What a great article/blog/project!
As a mom who has nursed her two children and is currently nursing and who fought very hard to do it, this is an important issue to me. I’m not, as they call it, a “lactivist”. I believe that decisions about the way in which you care for your children are as varied as the families that are out there and the issues big and small that impact them, and that most parents have the best interest of their kids at heart no matter what decisions they make, and that most kids end up more or less just fine regardless. But I also think it’s really obvious that this really cool, really natural thing is what’s best for kids, and that we should individually and corporately support breastfeeding in whatever way we can. And that can come in the form of education, paid and longer maternity leaves, breastfeeding-friendly hospitals, natural drug-free birth, greater community where young girls can see nursing mothers nurse, the general cultural normalization of breastfeeding, nursing or pumping breaks for nursing mothers at work, etc. It just makes sense that if we want a healthy population, that we would do this pretty easy, low-cost thing.
I hadn’t really planned on nursing longer than three months when Big E was born. But then his birth ended up being this really difficult thing for both me and him and for my husband, too. And all totally unnecessarily. And that’s another post, but there was so much anger and trauma over what happened to the three of us, that I made it my mission to have a great breastfeeding relationship. For all of the obvious reasons listed in the article above, but also as a way of healing the three of us and as a way of kind of sticking it to the hospital that screwed us (and also tried to interfere in our BFing). And then three months rolled around and became six and became 12…
I’m really, really, REALLY lucky that we had a very supportive and knowledgeable pediatrician and that we knew (and could afford) one of the best lactation consultants out there who came to our home and held my hand and had us sorted out in about 10 minutes. And when I encountered problems over the next three years, she offered support by phone and email and referred me to a doctor specializing in breastfeeding medical issues. I also had the support of my husband, mother, sister (who gave me a very expensive breast pump) and best friend. And I was plugged into an incredibly supportive online community of mothers with children the same age as mine (one of whom even sent me a pump bag when the zipper on mine gave out). And I live in a state that mandates pumping breaks for working mothers whose child is under the age of three. And I have the kind of temperament that doesn’t like being told no (which I was, several times). And I also had loads of information both before my son was born and after.
And then when Little N was born, it was a drug-free home birth with experienced midwives who fully support breastfeeding.
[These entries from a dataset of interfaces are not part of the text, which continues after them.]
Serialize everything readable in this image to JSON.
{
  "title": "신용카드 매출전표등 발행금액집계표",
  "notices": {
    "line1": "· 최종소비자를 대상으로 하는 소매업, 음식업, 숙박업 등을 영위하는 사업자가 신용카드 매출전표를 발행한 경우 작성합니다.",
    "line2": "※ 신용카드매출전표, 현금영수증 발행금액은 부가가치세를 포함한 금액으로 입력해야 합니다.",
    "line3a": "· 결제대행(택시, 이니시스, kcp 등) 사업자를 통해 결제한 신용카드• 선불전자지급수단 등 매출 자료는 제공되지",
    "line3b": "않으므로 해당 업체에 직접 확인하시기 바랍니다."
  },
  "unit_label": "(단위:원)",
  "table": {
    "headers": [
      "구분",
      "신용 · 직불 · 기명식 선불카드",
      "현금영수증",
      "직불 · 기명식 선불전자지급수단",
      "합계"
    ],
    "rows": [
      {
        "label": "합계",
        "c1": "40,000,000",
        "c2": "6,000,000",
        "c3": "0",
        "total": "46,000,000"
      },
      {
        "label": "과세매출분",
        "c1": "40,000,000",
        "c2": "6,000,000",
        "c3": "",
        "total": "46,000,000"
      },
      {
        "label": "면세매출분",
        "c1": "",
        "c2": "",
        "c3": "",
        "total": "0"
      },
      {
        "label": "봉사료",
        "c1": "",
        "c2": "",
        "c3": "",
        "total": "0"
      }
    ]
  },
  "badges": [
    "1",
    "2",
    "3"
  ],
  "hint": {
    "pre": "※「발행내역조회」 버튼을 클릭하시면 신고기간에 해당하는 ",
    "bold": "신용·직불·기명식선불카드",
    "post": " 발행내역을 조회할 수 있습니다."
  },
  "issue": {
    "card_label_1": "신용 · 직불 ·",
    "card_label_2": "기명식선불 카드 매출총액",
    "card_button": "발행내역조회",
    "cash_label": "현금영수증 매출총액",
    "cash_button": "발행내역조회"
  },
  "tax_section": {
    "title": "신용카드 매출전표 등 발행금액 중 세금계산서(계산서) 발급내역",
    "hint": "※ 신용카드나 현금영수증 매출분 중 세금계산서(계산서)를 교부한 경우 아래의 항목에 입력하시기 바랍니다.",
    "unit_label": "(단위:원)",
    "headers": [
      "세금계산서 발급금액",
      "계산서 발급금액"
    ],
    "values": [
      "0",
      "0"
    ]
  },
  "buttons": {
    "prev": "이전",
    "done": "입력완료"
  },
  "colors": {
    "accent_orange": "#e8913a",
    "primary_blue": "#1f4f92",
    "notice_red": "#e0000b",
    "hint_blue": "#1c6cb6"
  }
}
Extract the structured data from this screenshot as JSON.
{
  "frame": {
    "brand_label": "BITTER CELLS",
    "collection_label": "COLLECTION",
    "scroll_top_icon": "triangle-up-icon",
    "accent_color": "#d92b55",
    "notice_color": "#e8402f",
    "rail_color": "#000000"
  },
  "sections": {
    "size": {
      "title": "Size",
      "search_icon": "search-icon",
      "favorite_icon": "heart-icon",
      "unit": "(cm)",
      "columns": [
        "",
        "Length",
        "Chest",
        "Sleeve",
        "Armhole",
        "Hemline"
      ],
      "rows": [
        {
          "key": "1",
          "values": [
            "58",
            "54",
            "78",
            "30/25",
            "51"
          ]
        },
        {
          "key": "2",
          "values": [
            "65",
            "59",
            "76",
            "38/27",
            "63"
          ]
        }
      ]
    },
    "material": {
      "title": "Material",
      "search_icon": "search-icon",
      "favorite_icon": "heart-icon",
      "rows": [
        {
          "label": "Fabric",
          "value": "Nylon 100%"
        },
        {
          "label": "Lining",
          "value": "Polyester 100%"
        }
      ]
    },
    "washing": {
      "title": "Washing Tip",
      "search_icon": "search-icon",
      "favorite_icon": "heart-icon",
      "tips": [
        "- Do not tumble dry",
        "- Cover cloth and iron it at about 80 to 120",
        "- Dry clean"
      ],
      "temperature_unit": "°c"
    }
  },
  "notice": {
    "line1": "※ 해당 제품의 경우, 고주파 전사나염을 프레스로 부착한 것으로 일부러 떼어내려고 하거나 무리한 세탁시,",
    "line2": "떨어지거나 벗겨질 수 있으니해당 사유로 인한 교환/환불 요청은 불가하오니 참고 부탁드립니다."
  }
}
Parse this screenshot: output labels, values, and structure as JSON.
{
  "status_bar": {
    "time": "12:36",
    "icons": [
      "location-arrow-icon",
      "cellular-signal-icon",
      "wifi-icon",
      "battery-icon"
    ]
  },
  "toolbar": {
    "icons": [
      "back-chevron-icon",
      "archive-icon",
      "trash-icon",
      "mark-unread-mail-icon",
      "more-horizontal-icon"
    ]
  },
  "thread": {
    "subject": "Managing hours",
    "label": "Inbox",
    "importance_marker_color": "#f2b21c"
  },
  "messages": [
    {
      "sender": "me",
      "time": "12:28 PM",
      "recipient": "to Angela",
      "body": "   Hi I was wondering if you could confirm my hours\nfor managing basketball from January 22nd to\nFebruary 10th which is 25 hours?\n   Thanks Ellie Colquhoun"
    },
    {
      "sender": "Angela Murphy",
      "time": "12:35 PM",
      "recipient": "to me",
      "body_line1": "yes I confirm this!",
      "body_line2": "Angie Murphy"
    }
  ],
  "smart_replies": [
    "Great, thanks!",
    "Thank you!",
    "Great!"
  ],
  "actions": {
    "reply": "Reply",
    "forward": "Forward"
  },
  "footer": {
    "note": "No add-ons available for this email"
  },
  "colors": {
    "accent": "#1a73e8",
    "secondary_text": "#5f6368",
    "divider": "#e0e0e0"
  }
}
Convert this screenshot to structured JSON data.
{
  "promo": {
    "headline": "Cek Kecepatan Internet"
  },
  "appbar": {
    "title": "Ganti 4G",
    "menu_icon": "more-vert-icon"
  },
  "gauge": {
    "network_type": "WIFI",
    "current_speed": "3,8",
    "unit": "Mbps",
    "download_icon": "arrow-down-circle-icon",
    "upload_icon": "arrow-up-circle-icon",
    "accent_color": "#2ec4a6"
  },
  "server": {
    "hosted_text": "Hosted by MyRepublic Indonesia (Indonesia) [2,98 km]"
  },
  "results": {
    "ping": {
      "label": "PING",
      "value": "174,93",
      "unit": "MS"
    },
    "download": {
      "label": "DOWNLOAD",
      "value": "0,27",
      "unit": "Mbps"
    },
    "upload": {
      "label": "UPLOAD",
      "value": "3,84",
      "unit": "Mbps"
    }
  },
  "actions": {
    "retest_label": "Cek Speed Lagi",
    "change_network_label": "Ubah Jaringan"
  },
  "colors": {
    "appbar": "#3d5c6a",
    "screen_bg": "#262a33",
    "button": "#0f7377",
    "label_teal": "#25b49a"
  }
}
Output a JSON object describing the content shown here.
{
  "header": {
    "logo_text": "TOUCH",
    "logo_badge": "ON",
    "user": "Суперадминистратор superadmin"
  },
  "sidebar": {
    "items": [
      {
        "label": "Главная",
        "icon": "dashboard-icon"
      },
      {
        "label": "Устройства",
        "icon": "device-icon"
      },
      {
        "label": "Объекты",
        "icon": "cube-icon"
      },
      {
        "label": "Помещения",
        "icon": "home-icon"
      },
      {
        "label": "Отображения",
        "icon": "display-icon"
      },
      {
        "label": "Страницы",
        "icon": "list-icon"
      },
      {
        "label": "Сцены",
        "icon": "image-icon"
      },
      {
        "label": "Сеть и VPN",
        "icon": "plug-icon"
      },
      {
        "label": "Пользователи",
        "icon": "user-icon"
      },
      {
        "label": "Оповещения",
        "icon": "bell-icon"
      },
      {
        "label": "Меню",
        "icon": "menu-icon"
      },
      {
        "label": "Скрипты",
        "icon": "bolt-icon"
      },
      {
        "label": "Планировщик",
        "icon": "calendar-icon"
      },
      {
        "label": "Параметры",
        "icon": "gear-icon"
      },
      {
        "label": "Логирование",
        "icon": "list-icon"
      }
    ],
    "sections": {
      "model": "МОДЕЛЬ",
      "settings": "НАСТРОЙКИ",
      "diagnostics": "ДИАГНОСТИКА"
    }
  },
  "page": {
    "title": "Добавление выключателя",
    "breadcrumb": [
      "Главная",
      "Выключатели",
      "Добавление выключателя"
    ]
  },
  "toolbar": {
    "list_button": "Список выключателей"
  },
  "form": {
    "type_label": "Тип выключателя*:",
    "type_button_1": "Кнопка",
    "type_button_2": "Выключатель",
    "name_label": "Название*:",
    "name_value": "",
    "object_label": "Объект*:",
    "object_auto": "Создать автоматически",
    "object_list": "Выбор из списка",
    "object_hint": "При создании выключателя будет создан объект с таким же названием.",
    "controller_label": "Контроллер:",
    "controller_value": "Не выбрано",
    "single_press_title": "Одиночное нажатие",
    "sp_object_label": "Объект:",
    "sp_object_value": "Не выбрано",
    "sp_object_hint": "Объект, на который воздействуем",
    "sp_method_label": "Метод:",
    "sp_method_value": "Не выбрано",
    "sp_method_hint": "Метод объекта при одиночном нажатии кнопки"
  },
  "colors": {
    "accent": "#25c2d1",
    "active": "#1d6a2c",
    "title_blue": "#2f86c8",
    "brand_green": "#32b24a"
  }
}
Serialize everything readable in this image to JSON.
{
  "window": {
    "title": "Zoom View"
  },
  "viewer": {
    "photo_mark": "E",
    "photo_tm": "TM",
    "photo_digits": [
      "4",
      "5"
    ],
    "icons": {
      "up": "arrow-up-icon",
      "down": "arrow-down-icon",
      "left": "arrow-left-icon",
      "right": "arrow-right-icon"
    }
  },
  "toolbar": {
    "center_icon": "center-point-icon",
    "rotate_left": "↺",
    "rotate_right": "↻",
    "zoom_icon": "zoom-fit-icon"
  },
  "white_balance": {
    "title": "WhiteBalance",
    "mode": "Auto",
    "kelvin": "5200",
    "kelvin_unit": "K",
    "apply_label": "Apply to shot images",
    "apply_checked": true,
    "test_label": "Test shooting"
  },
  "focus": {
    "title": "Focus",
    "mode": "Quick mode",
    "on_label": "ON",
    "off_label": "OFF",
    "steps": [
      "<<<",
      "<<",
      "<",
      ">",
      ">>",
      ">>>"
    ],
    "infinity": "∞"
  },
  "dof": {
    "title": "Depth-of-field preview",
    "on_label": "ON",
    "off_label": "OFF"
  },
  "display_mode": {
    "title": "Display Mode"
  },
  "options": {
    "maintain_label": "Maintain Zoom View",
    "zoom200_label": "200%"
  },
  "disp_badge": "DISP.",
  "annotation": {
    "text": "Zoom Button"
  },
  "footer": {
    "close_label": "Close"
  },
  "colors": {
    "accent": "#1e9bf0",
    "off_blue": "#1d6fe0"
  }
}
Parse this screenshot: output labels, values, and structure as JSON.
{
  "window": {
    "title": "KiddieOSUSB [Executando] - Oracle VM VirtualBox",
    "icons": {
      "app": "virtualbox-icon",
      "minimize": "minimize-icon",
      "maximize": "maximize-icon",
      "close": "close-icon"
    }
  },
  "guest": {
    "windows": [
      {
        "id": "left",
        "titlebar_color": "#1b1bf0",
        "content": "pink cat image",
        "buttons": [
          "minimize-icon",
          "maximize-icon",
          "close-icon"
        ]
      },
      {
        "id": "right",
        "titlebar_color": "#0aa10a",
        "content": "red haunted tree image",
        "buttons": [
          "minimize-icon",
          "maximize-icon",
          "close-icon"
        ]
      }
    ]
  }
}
And now because he is deathly allergic to dairy and also allergic to soy, I was (pretty much!) commanded by our current pediatrician and by his allergist to continue nursing him until he’s two years old. And I was so happy I could say, “No problem!”
I wish every mother that wants to nurse the advantages that I’ve had.